The Tennessee Board of Regents approved criteria for the next president of the Tennessee Colleges of Applied Technology at McKenzie and Paris during its quarterly meeting today.
Approval of the criteria is the first step in the search for a new chief executive officer of the two colleges to succeed Dr. Bradley W. White, who is retiring March 31, 2021, after more than 44 years of teaching and administrative service. He began his career as an instructor at TCAT Paris, and has served as president of TCAT Paris since January 2007 and of TCAT McKenzie (jointly with the Paris campus) since July 2009.
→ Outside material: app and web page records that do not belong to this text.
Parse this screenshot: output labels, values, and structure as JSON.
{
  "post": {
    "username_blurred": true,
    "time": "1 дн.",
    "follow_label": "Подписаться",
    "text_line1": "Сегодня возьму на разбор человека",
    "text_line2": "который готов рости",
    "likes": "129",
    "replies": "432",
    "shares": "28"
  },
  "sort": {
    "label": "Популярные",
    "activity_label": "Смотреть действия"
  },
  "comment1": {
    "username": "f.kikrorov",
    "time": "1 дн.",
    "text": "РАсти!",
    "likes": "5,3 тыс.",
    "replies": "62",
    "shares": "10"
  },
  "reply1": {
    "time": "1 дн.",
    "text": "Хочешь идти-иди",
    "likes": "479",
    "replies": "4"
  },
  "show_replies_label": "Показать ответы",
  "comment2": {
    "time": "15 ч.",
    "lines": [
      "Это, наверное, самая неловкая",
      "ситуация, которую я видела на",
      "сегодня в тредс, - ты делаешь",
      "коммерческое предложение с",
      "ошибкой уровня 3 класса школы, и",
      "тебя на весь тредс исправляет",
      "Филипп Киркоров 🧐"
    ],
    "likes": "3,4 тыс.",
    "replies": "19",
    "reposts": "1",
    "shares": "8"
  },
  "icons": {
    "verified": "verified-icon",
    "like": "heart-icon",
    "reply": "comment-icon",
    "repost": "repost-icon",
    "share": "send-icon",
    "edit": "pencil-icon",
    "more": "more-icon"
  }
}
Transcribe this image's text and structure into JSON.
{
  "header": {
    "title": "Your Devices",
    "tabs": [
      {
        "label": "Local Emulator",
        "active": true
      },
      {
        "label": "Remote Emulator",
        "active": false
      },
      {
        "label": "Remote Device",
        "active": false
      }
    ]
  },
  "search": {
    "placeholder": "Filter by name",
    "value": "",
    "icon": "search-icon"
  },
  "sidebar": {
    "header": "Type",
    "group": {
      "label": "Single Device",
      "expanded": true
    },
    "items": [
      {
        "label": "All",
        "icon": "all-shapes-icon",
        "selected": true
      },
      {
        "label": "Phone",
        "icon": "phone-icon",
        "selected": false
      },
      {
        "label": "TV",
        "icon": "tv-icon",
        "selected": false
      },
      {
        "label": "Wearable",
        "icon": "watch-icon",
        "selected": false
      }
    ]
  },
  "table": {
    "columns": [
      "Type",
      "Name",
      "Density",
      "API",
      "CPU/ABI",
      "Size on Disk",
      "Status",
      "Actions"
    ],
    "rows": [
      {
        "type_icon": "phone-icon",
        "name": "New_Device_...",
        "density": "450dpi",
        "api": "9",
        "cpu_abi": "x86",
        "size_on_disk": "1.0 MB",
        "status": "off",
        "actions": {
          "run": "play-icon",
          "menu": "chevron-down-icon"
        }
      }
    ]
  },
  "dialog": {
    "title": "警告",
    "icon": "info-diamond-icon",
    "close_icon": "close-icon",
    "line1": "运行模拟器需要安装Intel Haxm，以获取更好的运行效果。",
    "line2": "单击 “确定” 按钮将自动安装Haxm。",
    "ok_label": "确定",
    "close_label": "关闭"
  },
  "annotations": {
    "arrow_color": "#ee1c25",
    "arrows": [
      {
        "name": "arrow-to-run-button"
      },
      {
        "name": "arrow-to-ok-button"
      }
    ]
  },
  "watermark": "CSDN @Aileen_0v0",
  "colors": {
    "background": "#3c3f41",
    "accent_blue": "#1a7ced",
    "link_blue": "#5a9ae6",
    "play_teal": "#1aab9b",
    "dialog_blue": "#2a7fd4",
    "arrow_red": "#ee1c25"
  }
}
Board of Regents Vice Chair Emily J. Reynolds and Regents Mark Gill and Joey Hatch will serve on a Search Advisory Committee that will lead the search, with other members from the campus communities to be named before the search begins in January. The other members and search details will be announced when confirmed.
The full criteria for the next president, which include at least a master’s degree from an accredited institution, are included in the board materials on the TBR website at https://www.tbr.edu/board/december-2020-quarterly-meeting.
The Tennessee Board of Regents governs the College System of Tennessee -- the state’s 13 Community Colleges and 27 Tennessee Colleges of Applied Technology (TCATs).
In other action during today’s meeting, the Board:
Just over 1,550 faculty members participated in the survey. They shared concerns about student engagement during the pandemic, particularly in fully online classes, and about two-thirds of survey participants said student technology issues were a challenge in some parts of the state. Most faculty believed students felt safe in the classroom, where mask, social-distancing and Covid-19 screening requirements were in place, even if faculty worried about their students’ health and well-being.
Chancellor Tydings told the Board that she was encouraged by the survey results. “We pre-loaded a lot of the hands-on activities early into the Fall term. We listened to the experts and anticipated a surge in Covid cases at this time of the year, so in just about all of our courses, the hands-on activities” were scheduled as early in the term as possible, she said.
In addition to their regular for-credit academic and technical education classes, the system’s colleges provide non-credit workforce training, often through agreements and contracts with business and industry. The colleges served 62,023 students with a total of 1,235,956 contact hours of such training during the 2019-20 academic year.
Seven of the system’s colleges currently offer academic or workforce training programs to incarcerated individuals in the state prison system: Dyersburg State and Nashville State Community Colleges and TCATs Crossville, Dickson, Elizabethton, Oneida and Newbern. Northeast State Community College and TCATs Ripley and Nashville will add new programs during the next term.
All Board presentations, reports and materials reviewed today, including a recording of the meeting, are archived and available for public review on the board’s website at https://www.tbr.edu/board/december-2020-quarterly-meeting.
The College System of Tennessee is the state’s largest public higher education system, with 13 community colleges, 27 colleges of applied technology and the online TN eCampus serving approximately 140,000 students. The system is governed by the Tennessee Board of Regents.